═══ The records ═══

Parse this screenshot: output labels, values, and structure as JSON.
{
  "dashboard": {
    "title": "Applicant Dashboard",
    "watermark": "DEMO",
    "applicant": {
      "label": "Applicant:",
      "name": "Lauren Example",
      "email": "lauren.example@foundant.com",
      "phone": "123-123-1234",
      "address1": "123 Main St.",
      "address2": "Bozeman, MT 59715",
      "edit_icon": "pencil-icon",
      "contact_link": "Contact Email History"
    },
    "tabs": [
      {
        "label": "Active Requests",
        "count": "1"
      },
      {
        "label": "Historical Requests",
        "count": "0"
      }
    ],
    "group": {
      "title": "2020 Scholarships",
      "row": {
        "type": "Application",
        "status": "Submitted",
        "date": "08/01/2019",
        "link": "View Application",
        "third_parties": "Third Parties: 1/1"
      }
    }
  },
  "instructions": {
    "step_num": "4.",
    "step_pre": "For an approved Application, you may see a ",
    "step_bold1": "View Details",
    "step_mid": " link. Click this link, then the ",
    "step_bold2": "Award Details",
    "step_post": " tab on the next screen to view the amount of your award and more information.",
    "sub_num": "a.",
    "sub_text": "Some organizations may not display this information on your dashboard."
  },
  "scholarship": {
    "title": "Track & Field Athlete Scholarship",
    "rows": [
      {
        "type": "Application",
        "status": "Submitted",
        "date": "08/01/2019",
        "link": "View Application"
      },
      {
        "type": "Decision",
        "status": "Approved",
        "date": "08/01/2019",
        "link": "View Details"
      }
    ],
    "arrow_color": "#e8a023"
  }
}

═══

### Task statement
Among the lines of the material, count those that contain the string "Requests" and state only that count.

### Answer for this exercise
2